While studying for the 70-533 Implementing Microsoft Azure Infrastructure Solutions exam (of which I passed!), I found it very easy to get distracted. The major distraction was my attempt to write a very basic .NET Azure Web App.
My app is a very simple one. It has three functions:
1. Manage Subscribers
I’m using an Azure Web App to host the .NET application. It’s a very (very) simple MVC application using scaffolding and a single controller. The controller is handling the subscribe, unsubscribe and resubscribe functions.
The form submits the subscribers email address into an Azure SQL Database.
2. Read Azure Status Updates
Because I’m not a developer, I didn’t want to go too hard-core down the .NET rabbit hole. All I needed was a way to read the Azure Status Updates and insert the data into the Azure SQL database.
I went with what I know, PowerShell.
I wrote a very simple PowerShell script, that consumes the http://azure.microsoft.com/en-us/status/ RSS feed.

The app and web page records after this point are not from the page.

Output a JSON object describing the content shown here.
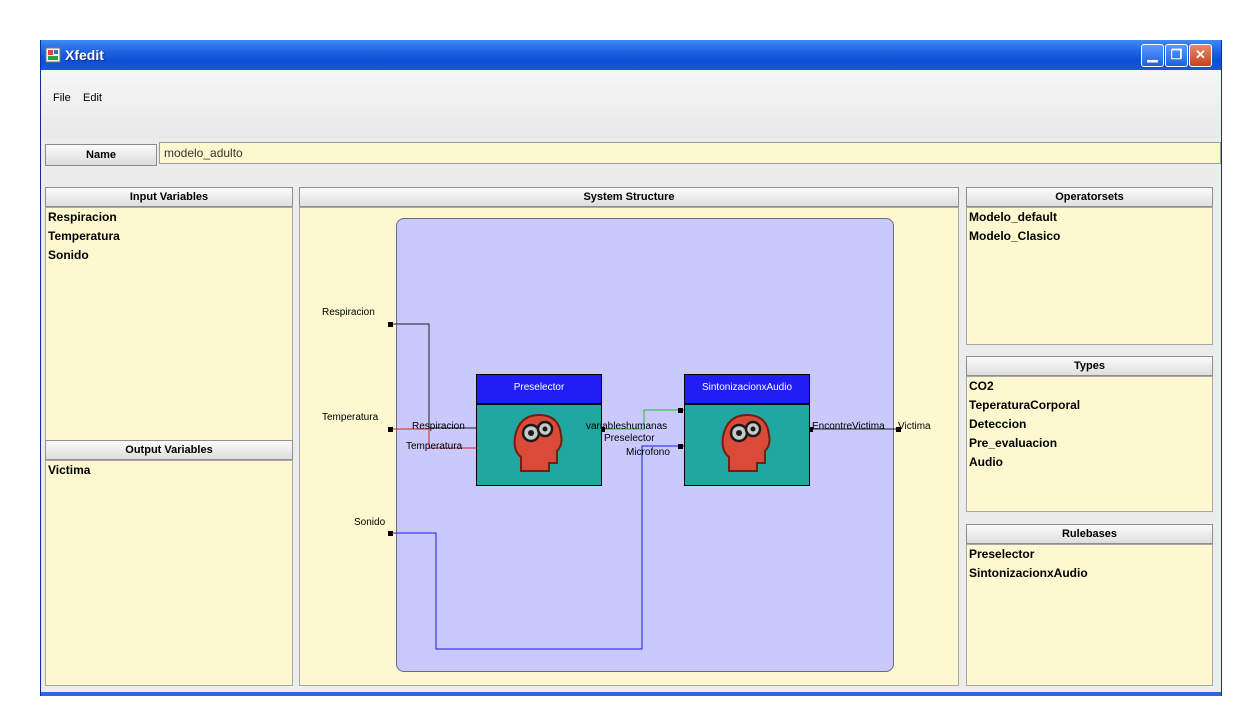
{
  "window": {
    "title": "Xfedit"
  },
  "menu": [
    {
      "label": "File"
    },
    {
      "label": "Edit"
    }
  ],
  "name_field": {
    "label": "Name",
    "value": "modelo_adulto"
  },
  "input_variables": {
    "title": "Input Variables",
    "items": [
      "Respiracion",
      "Temperatura",
      "Sonido"
    ]
  },
  "output_variables": {
    "title": "Output Variables",
    "items": [
      "Victima"
    ]
  },
  "system_structure": {
    "title": "System Structure",
    "inputs": [
      "Respiracion",
      "Temperatura",
      "Sonido"
    ],
    "output": "Victima",
    "modules": [
      {
        "title": "Preselector",
        "in_ports": [
          "Respiracion",
          "Temperatura"
        ],
        "out_port": "variableshumanas"
      },
      {
        "title": "SintonizacionxAudio",
        "in_ports": [
          "Preselector",
          "Microfono"
        ],
        "out_port": "EncontreVictima"
      }
    ]
  },
  "operatorsets": {
    "title": "Operatorsets",
    "items": [
      "Modelo_default",
      "Modelo_Clasico"
    ]
  },
  "types": {
    "title": "Types",
    "items": [
      "CO2",
      "TeperaturaCorporal",
      "Deteccion",
      "Pre_evaluacion",
      "Audio"
    ]
  },
  "rulebases": {
    "title": "Rulebases",
    "items": [
      "Preselector",
      "SintonizacionxAudio"
    ]
  },
  "colors": {
    "title_bar": "#1f61e0",
    "panel_bg": "#fdf8cf",
    "system_bg": "#c9c9fb",
    "module_title": "#1e1ef5",
    "module_body": "#1fa7a0",
    "wire_temp": "#e02020",
    "wire_audio": "#1a1ae0",
    "wire_link": "#20c020"
  }
}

Then I uploaded the script and created an Azure Webjob. Webjobs are run on a schedule (or continuously, or on-demand) and can execute a bunch of different code – bash, php, .cmd and of course PowerShell. The Webjob pulls in the information from the RSS feed, compares it with what has already been sent (to ensure no duplicates) and inserts the status into my SQL database.
3. Email Subscribers
Once the data has been pulled from the RSS feed and inserted into my database, I then use another PowerShell Webjob to send the status alert to the subscribers list. The script uses the Send-MailMessage cmdlet, and sends the email via an Office 365 subscription I have.
The resulting email includes the status alerts title, it’s published time/date and the content of the status alert
So there it is, a very (very) simple Azure Web App written by a ConfigMgr engineer with very little development experience. If I can write something like this, jump into your MSDN subscription and use your free Azure compute hours to have a crack yourself!